3. Yes, the extent of the dormant company's liability would be the extent of its assets. These may or may not be solely its share capital. It may have other assets. Secondly, the former employee would not be able to sue the parent company merely because he has a cause of action against the dormant company. Thirdly, you should consider transferring rights in the name of the dormant company to another company and trademarking them. This will safeguard the name in the event of liquidation of the dormant company.
Customer: replied 2 years ago.
Thank you. Would there still be a case in law when no one at that time was aware of the dangers of asbestos and I think the Act covering the use of asbestos did not come in until 1969. Does this mean that the dormant is still liable.
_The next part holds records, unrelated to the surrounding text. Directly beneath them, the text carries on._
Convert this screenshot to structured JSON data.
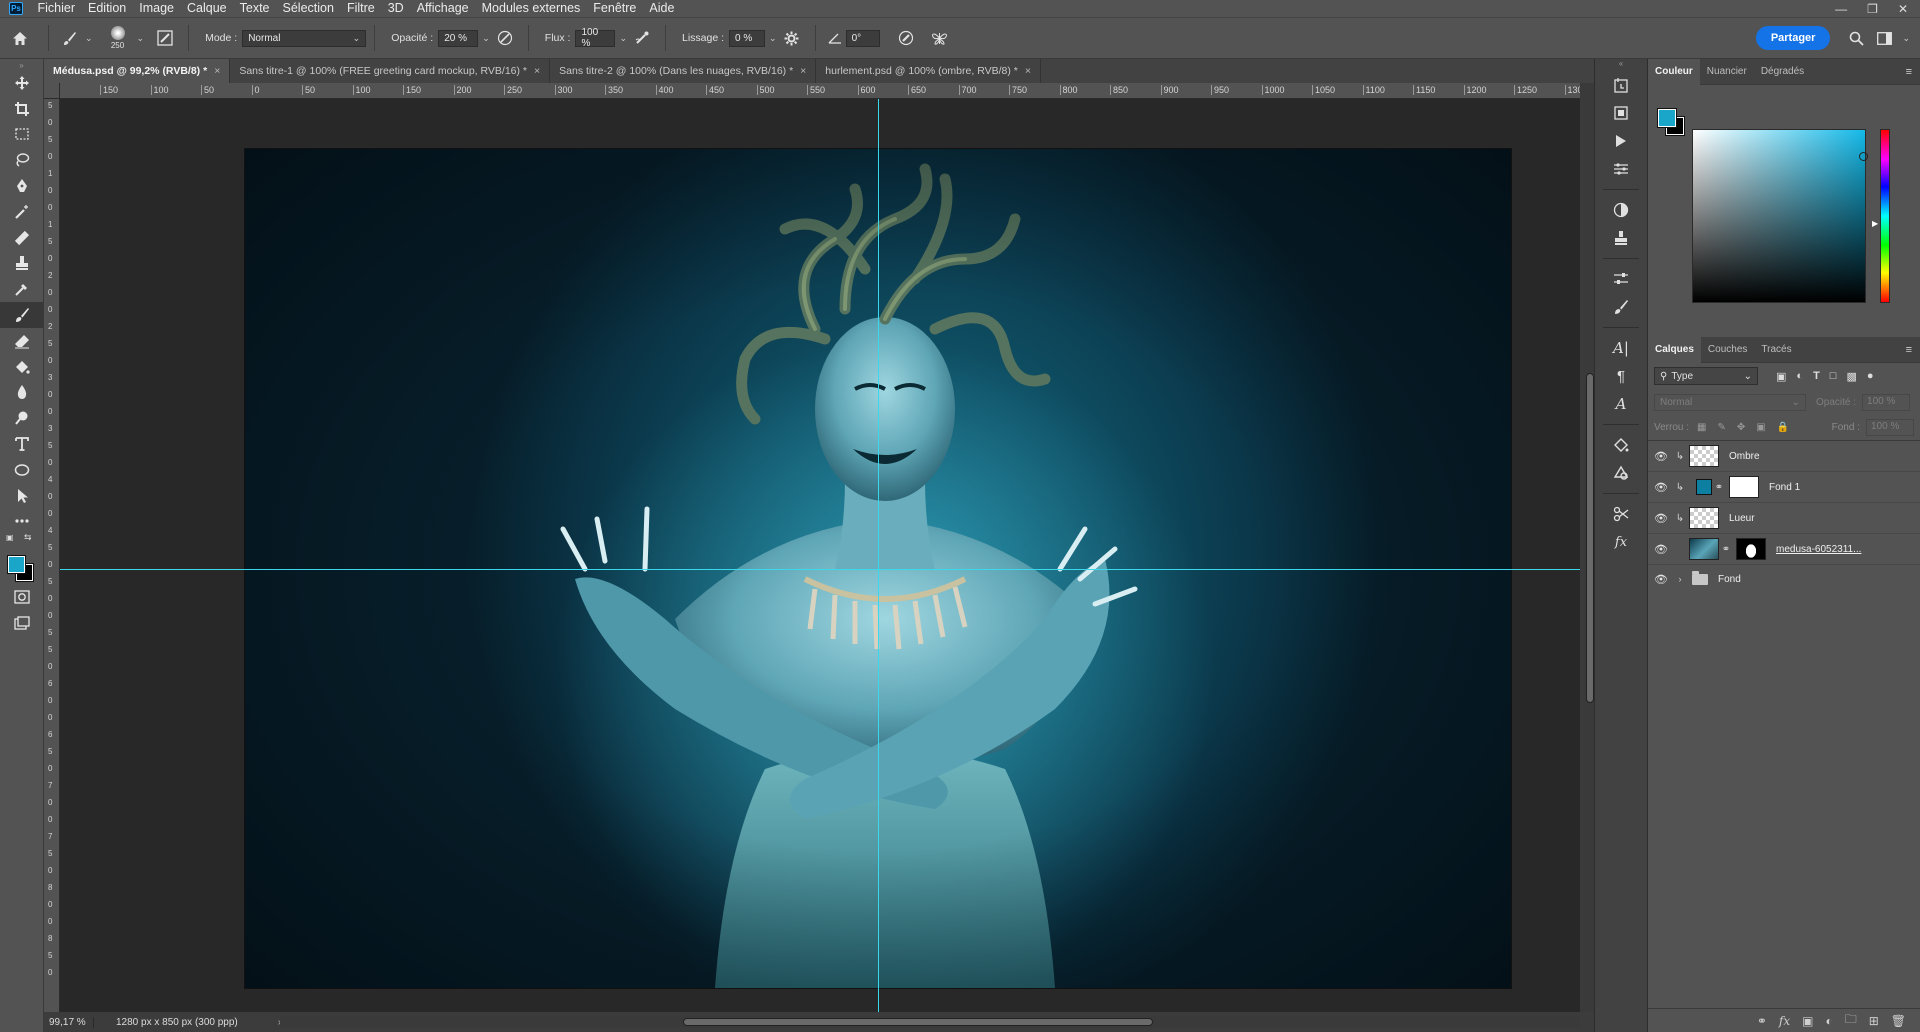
{
  "menubar": {
    "logo": "Ps",
    "items": [
      "Fichier",
      "Edition",
      "Image",
      "Calque",
      "Texte",
      "Sélection",
      "Filtre",
      "3D",
      "Affichage",
      "Modules externes",
      "Fenêtre",
      "Aide"
    ]
  },
  "options": {
    "brush_size": "250",
    "mode_label": "Mode :",
    "mode_value": "Normal",
    "opacity_label": "Opacité :",
    "opacity_value": "20 %",
    "flow_label": "Flux :",
    "flow_value": "100 %",
    "smoothing_label": "Lissage :",
    "smoothing_value": "0 %",
    "angle_value": "0°",
    "share_label": "Partager"
  },
  "tabs": [
    {
      "label": "Médusa.psd @ 99,2% (RVB/8) *",
      "active": true
    },
    {
      "label": "Sans titre-1 @ 100% (FREE greeting card mockup, RVB/16) *"
    },
    {
      "label": "Sans titre-2 @ 100% (Dans les nuages, RVB/16) *"
    },
    {
      "label": "hurlement.psd @ 100% (ombre, RVB/8) *"
    }
  ],
  "ruler_h": [
    "150",
    "100",
    "50",
    "0",
    "50",
    "100",
    "150",
    "200",
    "250",
    "300",
    "350",
    "400",
    "450",
    "500",
    "550",
    "600",
    "650",
    "700",
    "750",
    "800",
    "850",
    "900",
    "950",
    "1000",
    "1050",
    "1100",
    "1150",
    "1200",
    "1250",
    "1300",
    "13"
  ],
  "ruler_v": [
    "5",
    "0",
    "5",
    "0",
    "1",
    "0",
    "0",
    "1",
    "5",
    "0",
    "2",
    "0",
    "0",
    "2",
    "5",
    "0",
    "3",
    "0",
    "0",
    "3",
    "5",
    "0",
    "4",
    "0",
    "0",
    "4",
    "5",
    "0",
    "5",
    "0",
    "0",
    "5",
    "5",
    "0",
    "6",
    "0",
    "0",
    "6",
    "5",
    "0",
    "7",
    "0",
    "0",
    "7",
    "5",
    "0",
    "8",
    "0",
    "0",
    "8",
    "5",
    "0"
  ],
  "status": {
    "zoom": "99,17 %",
    "doc_info": "1280 px x 850 px (300 ppp)"
  },
  "color_panel": {
    "tabs": [
      "Couleur",
      "Nuancier",
      "Dégradés"
    ],
    "fg_color": "#1aa6c9",
    "bg_color": "#000000"
  },
  "layers_panel": {
    "tabs": [
      "Calques",
      "Couches",
      "Tracés"
    ],
    "filter_value": "Type",
    "mode_value": "Normal",
    "opacity_label": "Opacité :",
    "opacity_value": "100 %",
    "lock_label": "Verrou :",
    "fill_label": "Fond :",
    "fill_value": "100 %",
    "layers": [
      {
        "name": "Ombre"
      },
      {
        "name": "Fond 1"
      },
      {
        "name": "Lueur"
      },
      {
        "name": "medusa-6052311..."
      },
      {
        "name": "Fond"
      }
    ]
  },
  "colors": {
    "accent": "#1473e6",
    "guide": "#3ad8ea"
  }
}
There are no other assets other than the share capital.
4. Liability in law does not depend upon knowledge. Claims in relation to asbestos have succeeded even though there was no knowledge in the 50s & 60s about the harm it caused. The dormant company would still be liable if the case is asbestos related. Please RATE the Answer as this is necessary so that your Expert gets part of the funds you have deposited with the website.
Customer: replied 2 years ago.
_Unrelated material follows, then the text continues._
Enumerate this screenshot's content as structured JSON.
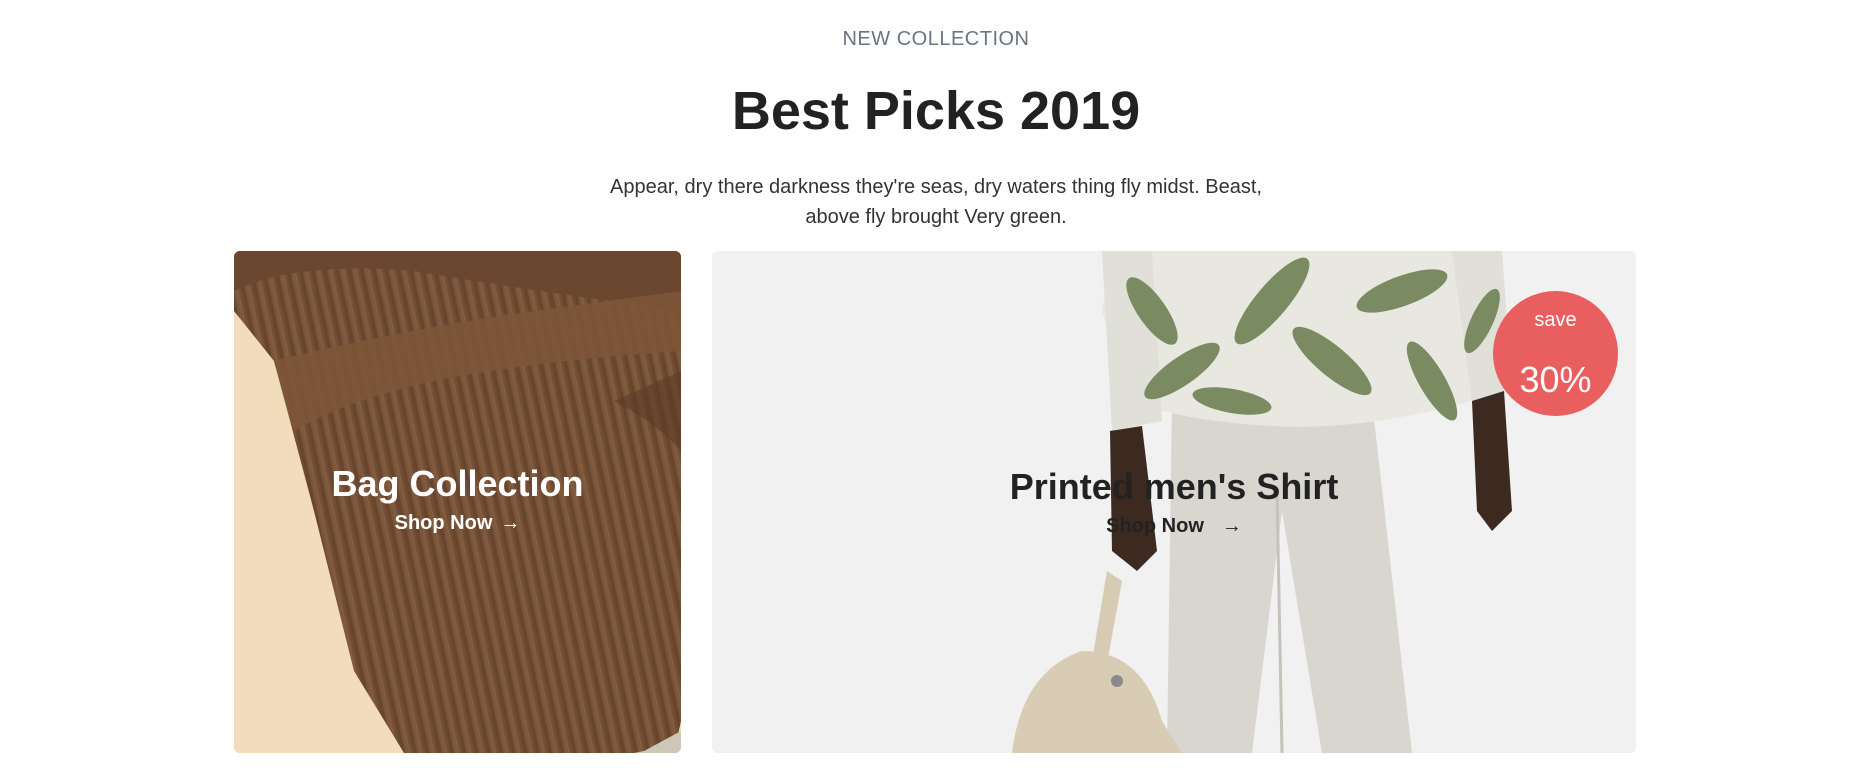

Thank you. Could the present Directors be held liable in anyway even though they were not involved in the Dormant company at the time or the Parent come to that.
5. No, the present directors cannot be held personally liable. This is because they were in no way liable and also, because you cannot be held personally liable for something you were unaware of, such as potential liability to asbestos.
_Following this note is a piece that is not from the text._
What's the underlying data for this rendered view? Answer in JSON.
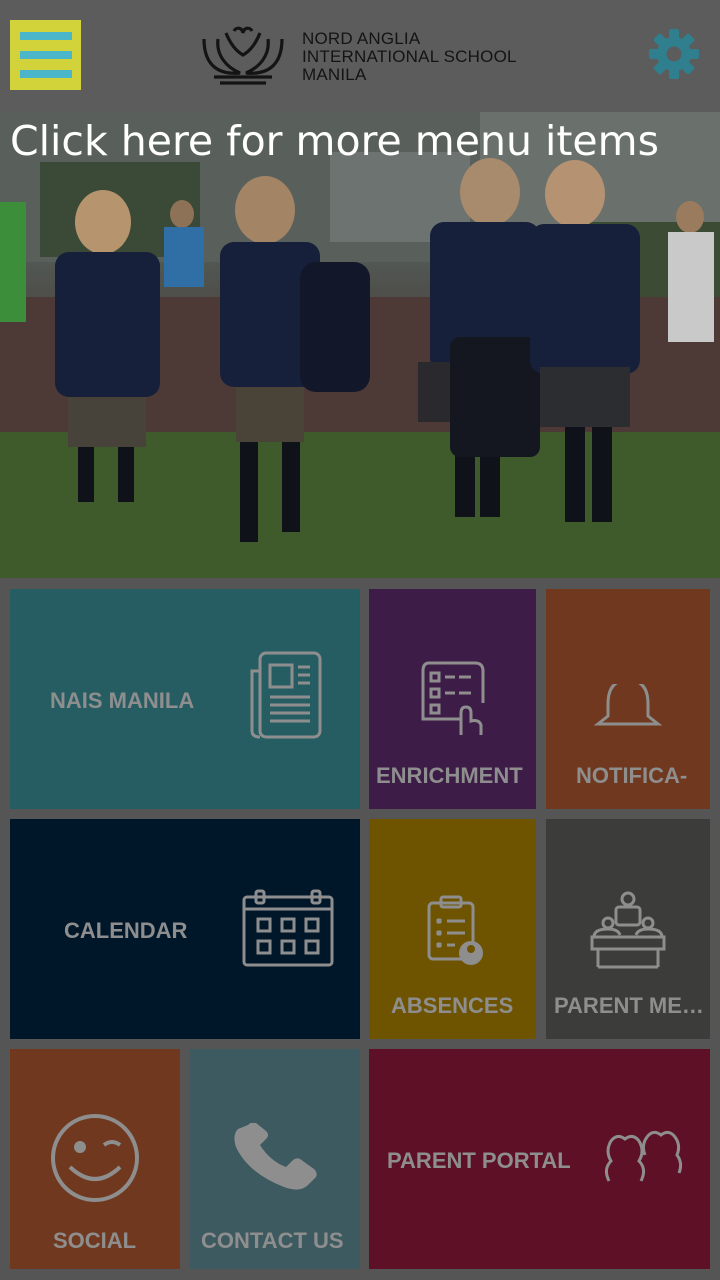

Customer: replied 2 years ago.
Thank you. Do any Court proceedings have to be issued to the Dormant Company's registered office and if they are not can they be returned unanswered to the Court other than stating it is not the registered office, then await for them to be re- issued to the correct address.
6. It is a rule of law, that a company must be served at its registered address. This is the address listed in Companies House as its registered address. So here it is the Dormant Company's registered address at which solicitors for the claimant must serve the document. So any proceedings sent to the wrong address can be returned. You can then await for service at the correct address.
Buachaill and other Law Specialists are ready to help you
Customer: replied 2 years ago.
MrCustomer sir you have been a great help in answering points which we were unsure of. Thank you.
Kind regards,
Bernard Briggs
Customer: replied 2 years ago.
One further question regarding the above. Would there be any claim on the Parent company as it took on the trade and existing employees who were employed at that time of the subsidiary /dormant company.
7. The parent company can only be made liable for the liabilities of the subsidiary company if it accepted the liabilities attaching to the transfer of the workers. Accordingly, if there was a transfer of the business of the dormant company, then the parent would take on the liabilities as well. However, if there merely was a novation of the employment contracts, then the parent company will not be liable. Here, I would suggest that you look at the legal method used when the Parent company took on the trade and existing employees previously employed by the subsidiary/dormant company. If there was merely a transfer of the employment contract and nothing more, then the Parent did not take on any pre-existing liabilities. However, if there was a transfer of the business, then the parent took on the liabilities as well.